As a solo artist, Mama Cass released five albums and had performances in Las Vegas and starred on several shows including The Andy Williams Show and The Johnny Cash Show.

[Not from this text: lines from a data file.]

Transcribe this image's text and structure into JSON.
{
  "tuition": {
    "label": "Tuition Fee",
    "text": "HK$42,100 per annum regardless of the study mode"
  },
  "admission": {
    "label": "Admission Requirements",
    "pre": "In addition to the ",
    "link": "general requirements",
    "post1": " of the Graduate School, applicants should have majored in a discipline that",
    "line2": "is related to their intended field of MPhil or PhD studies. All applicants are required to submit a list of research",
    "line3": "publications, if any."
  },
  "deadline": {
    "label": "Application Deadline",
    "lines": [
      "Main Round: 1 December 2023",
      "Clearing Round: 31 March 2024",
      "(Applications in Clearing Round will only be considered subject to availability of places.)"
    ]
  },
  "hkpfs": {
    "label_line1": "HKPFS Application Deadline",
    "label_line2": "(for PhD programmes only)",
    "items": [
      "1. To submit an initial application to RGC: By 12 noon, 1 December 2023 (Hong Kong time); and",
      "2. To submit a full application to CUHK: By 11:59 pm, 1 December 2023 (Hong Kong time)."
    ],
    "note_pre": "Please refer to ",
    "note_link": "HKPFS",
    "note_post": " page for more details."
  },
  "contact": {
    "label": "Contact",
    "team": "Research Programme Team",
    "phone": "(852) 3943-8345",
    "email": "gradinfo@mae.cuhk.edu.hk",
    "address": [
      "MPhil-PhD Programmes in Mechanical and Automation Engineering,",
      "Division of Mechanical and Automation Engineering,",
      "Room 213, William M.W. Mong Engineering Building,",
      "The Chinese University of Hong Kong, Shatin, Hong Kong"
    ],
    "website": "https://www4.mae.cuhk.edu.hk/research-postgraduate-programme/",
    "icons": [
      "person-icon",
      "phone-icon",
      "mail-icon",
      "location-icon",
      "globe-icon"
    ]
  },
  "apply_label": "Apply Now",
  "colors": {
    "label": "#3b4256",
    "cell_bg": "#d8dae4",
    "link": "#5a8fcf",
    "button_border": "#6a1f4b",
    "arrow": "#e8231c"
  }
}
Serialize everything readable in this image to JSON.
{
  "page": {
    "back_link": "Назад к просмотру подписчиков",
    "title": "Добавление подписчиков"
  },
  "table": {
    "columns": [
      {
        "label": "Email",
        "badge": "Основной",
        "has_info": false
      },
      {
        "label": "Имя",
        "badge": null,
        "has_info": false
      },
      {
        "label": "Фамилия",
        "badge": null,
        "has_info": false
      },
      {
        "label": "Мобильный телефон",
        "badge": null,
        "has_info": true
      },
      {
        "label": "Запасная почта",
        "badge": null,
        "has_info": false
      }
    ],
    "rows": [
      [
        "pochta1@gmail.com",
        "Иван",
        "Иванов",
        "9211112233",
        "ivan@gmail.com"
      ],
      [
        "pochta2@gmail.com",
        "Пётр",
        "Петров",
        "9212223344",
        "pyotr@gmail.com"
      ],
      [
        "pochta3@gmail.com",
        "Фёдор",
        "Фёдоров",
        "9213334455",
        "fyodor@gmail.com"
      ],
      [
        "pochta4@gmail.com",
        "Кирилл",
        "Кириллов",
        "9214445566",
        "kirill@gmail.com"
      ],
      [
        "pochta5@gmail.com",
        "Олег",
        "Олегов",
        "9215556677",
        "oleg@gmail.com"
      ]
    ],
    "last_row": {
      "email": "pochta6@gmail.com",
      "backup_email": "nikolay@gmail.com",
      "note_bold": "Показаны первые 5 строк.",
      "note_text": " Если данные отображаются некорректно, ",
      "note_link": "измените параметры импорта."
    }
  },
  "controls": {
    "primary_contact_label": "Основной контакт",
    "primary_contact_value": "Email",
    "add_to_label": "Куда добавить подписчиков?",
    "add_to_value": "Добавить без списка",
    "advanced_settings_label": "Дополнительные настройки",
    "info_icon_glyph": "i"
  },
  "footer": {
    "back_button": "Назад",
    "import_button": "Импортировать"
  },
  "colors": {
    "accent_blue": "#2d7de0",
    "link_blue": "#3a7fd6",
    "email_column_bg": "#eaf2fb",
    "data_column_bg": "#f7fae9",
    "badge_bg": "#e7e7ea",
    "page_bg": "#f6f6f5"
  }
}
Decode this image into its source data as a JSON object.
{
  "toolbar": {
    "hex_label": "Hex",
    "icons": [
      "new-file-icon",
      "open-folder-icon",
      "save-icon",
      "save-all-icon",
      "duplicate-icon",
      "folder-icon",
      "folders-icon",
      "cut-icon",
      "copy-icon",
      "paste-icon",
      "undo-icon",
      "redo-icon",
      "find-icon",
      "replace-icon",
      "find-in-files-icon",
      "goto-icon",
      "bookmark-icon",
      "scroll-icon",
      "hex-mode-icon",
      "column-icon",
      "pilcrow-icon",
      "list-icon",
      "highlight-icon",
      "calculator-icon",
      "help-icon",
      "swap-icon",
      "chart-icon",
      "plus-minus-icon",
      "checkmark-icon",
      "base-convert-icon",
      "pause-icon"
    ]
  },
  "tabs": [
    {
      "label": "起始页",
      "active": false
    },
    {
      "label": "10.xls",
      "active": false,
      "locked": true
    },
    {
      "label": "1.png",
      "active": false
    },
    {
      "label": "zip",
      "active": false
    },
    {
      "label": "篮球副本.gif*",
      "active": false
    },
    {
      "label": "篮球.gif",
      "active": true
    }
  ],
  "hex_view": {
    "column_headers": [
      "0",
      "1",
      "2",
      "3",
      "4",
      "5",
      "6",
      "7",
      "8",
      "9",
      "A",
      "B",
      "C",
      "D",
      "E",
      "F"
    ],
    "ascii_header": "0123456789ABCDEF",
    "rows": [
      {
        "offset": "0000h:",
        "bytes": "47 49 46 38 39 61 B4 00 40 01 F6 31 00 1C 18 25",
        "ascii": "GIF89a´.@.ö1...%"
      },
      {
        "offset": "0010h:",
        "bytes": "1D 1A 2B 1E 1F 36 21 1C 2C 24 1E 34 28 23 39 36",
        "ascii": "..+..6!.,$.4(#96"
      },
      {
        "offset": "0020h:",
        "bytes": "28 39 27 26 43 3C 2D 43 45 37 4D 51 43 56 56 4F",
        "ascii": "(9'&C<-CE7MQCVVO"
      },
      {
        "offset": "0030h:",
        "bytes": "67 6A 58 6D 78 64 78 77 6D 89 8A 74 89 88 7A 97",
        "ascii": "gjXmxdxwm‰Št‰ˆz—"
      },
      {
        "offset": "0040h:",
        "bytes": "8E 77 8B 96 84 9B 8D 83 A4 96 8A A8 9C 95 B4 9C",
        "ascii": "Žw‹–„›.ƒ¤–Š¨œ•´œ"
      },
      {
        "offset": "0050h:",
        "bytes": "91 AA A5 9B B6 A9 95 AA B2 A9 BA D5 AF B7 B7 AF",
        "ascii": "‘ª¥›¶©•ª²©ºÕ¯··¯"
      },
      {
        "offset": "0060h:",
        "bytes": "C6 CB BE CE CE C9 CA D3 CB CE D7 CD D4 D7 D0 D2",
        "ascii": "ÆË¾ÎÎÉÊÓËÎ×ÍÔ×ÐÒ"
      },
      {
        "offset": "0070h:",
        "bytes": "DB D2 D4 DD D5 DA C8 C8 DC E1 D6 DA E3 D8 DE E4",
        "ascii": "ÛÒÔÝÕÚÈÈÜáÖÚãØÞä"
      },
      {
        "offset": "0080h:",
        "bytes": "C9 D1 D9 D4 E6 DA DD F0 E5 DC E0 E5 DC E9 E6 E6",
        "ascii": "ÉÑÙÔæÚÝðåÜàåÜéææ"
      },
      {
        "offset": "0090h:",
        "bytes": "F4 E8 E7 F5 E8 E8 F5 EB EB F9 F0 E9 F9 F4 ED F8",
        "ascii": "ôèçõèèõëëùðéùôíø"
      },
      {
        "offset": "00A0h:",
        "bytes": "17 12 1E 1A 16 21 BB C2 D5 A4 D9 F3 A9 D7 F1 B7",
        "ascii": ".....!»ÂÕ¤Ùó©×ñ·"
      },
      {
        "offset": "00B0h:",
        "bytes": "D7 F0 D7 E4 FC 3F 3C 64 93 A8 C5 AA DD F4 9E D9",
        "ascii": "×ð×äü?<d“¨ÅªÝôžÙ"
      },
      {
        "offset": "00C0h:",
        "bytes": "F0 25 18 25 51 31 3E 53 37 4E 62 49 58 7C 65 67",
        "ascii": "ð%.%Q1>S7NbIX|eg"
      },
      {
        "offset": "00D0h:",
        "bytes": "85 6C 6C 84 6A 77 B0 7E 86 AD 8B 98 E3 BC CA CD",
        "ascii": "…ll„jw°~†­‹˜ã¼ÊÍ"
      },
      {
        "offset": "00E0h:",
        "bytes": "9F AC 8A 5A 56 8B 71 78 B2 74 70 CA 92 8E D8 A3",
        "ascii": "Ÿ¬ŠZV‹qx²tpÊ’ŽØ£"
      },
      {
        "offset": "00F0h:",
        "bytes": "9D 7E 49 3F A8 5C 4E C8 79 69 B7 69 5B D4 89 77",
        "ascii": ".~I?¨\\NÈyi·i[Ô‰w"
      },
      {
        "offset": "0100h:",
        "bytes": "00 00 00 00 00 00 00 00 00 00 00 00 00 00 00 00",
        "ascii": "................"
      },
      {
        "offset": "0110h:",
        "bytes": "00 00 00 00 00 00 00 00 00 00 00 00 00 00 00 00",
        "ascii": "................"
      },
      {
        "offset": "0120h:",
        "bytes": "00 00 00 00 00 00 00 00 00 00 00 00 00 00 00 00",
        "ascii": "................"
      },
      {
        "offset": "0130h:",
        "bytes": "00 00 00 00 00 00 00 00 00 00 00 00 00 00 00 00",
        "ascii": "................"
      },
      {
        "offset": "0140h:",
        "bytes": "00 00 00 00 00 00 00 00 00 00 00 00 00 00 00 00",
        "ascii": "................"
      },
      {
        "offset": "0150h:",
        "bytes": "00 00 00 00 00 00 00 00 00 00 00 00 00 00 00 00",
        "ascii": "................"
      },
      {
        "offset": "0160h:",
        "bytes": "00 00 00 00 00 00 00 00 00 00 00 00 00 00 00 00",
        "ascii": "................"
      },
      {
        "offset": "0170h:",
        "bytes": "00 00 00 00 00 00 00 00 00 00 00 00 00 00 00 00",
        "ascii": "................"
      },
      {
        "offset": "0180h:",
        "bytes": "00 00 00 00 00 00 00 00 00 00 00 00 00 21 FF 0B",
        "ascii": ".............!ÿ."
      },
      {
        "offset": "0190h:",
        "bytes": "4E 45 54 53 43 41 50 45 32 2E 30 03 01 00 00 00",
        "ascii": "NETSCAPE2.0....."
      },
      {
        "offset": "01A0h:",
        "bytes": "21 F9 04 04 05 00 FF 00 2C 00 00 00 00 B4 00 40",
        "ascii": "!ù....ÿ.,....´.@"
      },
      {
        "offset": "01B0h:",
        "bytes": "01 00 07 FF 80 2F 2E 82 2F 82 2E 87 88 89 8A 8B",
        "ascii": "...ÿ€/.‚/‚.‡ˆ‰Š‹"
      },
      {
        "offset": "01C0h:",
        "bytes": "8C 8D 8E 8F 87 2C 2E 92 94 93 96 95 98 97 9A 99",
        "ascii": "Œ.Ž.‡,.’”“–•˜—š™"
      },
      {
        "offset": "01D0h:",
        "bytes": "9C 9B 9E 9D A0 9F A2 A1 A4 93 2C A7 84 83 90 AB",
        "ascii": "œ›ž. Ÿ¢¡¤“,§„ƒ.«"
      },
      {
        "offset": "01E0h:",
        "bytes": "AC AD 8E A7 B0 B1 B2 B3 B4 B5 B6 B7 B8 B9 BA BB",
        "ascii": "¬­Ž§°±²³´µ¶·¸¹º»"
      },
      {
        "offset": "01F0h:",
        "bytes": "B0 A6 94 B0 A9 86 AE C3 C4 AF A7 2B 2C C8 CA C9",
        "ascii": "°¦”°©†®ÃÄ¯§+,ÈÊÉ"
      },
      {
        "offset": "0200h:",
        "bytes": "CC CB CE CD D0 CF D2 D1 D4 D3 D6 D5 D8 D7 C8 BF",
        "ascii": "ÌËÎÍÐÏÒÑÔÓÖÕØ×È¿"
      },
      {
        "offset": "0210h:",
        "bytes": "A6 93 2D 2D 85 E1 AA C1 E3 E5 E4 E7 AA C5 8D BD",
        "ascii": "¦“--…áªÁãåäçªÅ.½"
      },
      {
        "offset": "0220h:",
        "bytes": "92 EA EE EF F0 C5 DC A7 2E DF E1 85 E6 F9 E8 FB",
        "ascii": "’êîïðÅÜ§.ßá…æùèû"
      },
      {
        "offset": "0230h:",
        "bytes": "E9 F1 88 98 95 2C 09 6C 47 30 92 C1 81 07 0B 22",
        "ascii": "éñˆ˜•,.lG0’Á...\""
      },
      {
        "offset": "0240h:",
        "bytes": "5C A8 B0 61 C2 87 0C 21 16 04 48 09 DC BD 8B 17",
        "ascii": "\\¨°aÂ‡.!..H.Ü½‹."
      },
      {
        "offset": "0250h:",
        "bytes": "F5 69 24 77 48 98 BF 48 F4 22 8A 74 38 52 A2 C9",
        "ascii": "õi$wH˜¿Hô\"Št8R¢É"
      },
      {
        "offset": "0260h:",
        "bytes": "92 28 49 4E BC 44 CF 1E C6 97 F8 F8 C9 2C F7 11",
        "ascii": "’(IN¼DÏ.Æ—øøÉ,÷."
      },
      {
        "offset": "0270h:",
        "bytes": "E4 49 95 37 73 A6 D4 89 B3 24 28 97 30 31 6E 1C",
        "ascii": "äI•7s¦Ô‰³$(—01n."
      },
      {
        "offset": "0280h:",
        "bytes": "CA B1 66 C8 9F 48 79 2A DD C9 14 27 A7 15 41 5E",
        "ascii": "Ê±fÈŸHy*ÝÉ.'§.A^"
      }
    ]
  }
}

One of her most memorable songs as a solo singer was the cover of Make Your Own Kind of Music, which reached No. 36. Mama Cass’ last album was titled Don’t Call Me Mama Any More, and it looked like she was trying to get a new name for herself.
“I never created the Big Mama image,” she said. “The public does it for you.”
Mama Cass passed away in 1974. It was initially believed the cause of death was choking, but the truth is the musician died of a heart attack.
One of her closest friends, Sue Cameron, spoke this year to People Magazine of the night preceding Mama Cass’ death when she played two shows at The Palladium in London, UK. “After she had played two nights there, she called crying with joy telling me that she had got a standing ovation both nights and she had sold out both nights, she was just as happy as I’d ever seen her or heard her,” Cameron recalled.
Cameron was a columnist for The Hollywood Reporter when she got a call from Mama Cass’ manager Allan Carr. “[He] picked up the phone and he was hysterical. Allan said, ‘You’ve got to tell them that she died choking on a ham sandwich. You must go to your typewriter and write that. There’s a half of a ham sandwich on her nightstand.’ I didn’t ask any questions,” said Cameron.
In 1998, legendary Mama Cass was inducted into the Rock and Roll Hall of Fame.
She was a woman who was never afraid to pursue her dreams. Her weight never stood on her way to happiness and success and that turned her into a role model for many young girls who struggled with their weight.
Owen, who is now married and has two children, said of her mother, “She was a one-woman triumph against adversity; she was ahead of her time; women now are finally doing what she did 50 years ago. I look back on her and realize that, just by example, she taught me, and others, not to accept it when someone says you can’t do something.”